▶ **Task brief**
The answer must be a single number: the count of lines below that contain the string "username".

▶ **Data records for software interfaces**
★ ★ ★ ★ ★

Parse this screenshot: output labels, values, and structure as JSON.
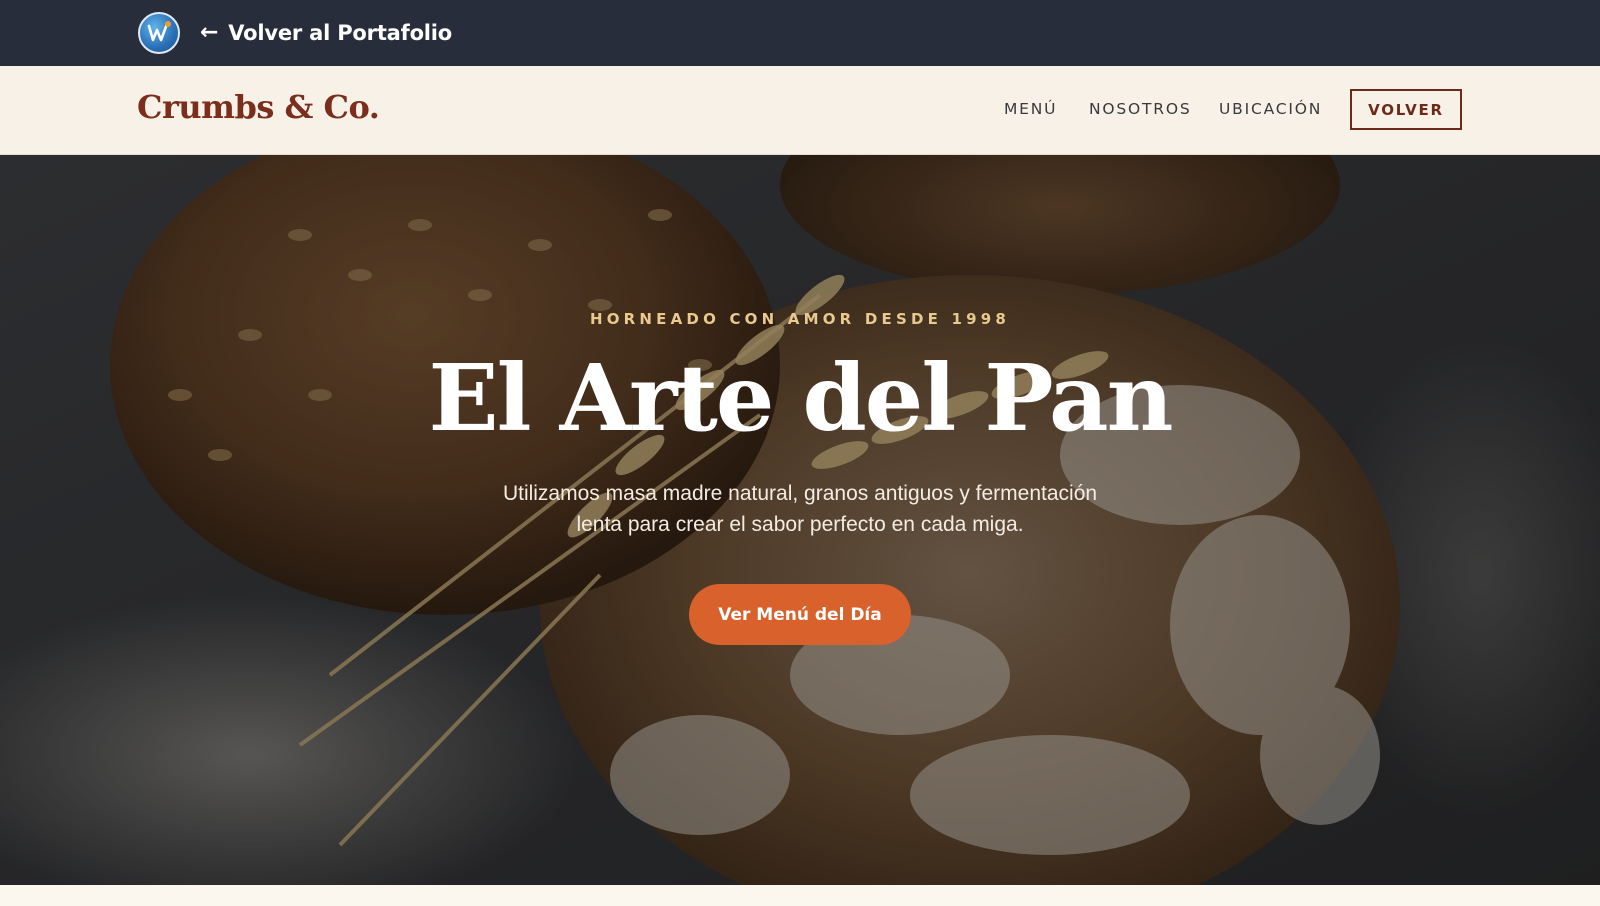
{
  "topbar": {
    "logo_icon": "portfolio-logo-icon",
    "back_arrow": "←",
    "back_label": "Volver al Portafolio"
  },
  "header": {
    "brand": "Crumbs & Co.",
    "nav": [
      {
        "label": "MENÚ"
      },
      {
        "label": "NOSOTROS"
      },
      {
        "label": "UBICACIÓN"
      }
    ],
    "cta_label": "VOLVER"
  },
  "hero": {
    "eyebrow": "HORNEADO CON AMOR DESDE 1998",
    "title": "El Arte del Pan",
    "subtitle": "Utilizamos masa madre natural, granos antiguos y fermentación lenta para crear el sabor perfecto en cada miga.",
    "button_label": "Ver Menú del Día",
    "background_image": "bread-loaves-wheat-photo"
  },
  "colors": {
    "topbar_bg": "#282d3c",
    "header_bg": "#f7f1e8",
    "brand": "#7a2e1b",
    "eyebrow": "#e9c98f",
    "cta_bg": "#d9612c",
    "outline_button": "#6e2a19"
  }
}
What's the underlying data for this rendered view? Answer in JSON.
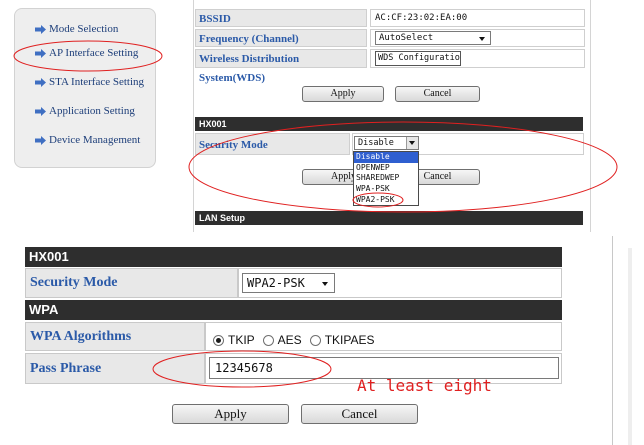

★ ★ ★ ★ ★

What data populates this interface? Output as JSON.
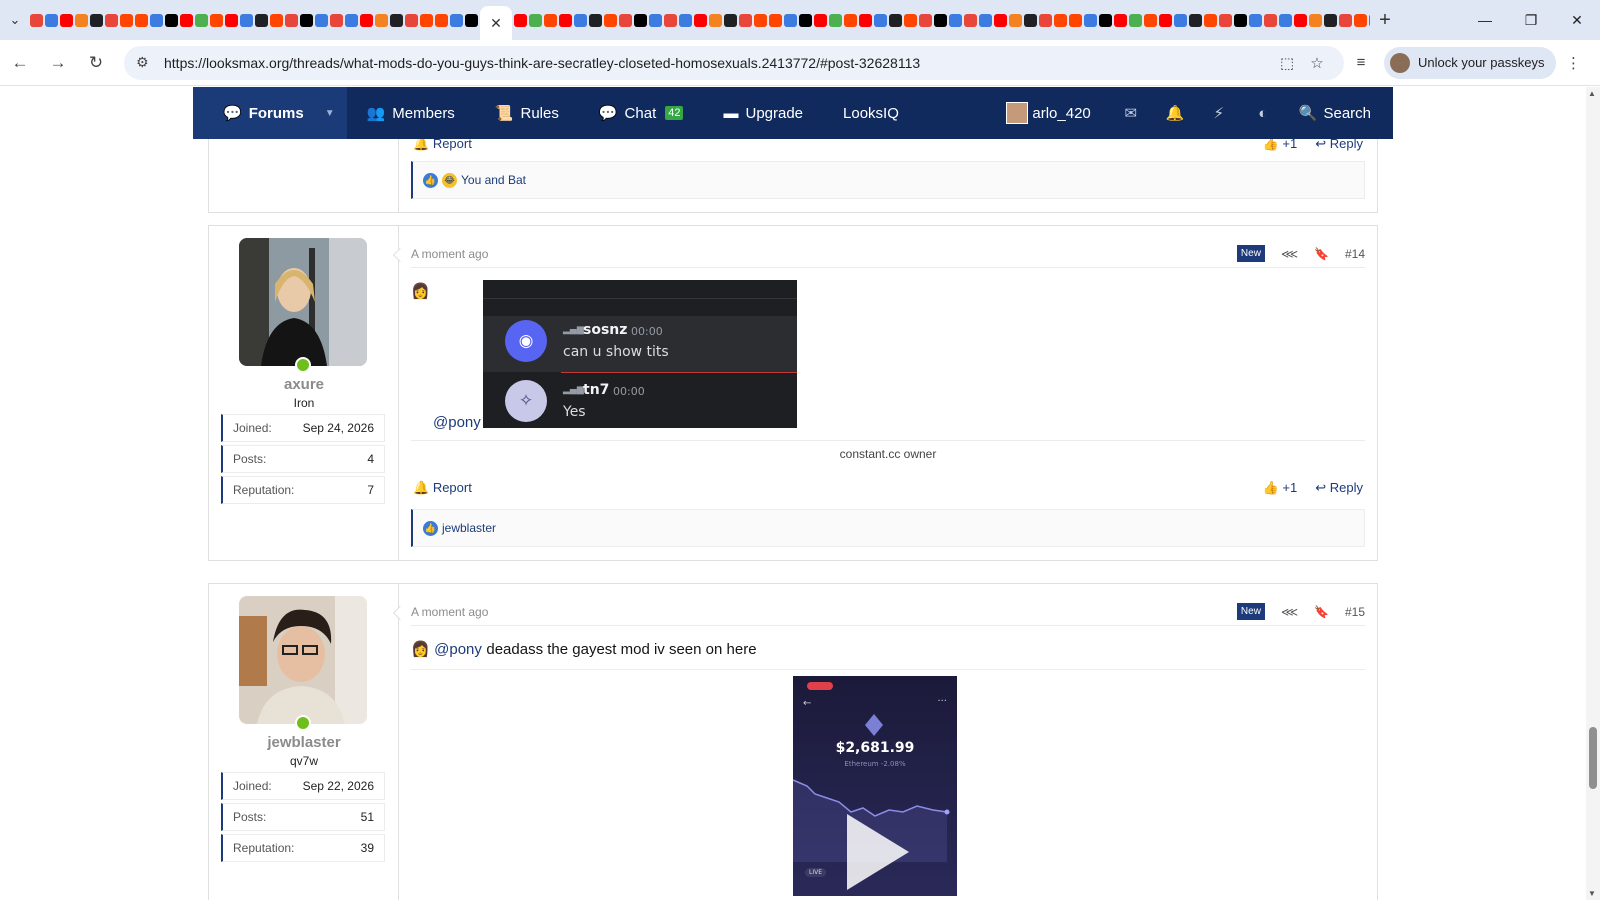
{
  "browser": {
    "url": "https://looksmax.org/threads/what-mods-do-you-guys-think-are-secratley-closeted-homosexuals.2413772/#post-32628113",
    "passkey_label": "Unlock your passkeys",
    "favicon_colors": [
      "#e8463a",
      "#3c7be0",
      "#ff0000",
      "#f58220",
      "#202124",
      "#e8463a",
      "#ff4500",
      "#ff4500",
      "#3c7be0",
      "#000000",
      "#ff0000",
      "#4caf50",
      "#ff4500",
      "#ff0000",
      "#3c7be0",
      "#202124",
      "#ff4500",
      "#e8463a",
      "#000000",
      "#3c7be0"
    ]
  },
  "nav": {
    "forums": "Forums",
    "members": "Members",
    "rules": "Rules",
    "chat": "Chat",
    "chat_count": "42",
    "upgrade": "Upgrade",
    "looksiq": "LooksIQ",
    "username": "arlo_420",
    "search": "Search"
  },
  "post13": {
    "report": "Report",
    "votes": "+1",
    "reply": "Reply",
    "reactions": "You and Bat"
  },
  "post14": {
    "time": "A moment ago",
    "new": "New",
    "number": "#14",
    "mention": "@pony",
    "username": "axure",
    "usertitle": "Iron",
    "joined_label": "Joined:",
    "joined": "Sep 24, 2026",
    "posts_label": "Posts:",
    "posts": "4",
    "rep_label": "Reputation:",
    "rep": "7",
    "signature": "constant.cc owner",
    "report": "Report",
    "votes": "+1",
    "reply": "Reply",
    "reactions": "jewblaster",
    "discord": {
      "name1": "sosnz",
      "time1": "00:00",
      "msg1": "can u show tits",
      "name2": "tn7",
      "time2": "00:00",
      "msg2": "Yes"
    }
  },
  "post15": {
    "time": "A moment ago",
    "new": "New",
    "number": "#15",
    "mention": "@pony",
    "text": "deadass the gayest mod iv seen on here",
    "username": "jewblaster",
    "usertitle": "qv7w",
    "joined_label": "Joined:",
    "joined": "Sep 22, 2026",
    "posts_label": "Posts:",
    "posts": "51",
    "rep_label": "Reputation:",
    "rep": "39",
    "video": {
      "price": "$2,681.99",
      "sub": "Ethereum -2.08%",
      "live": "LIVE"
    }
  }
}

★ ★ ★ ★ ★

▶ **Output**
3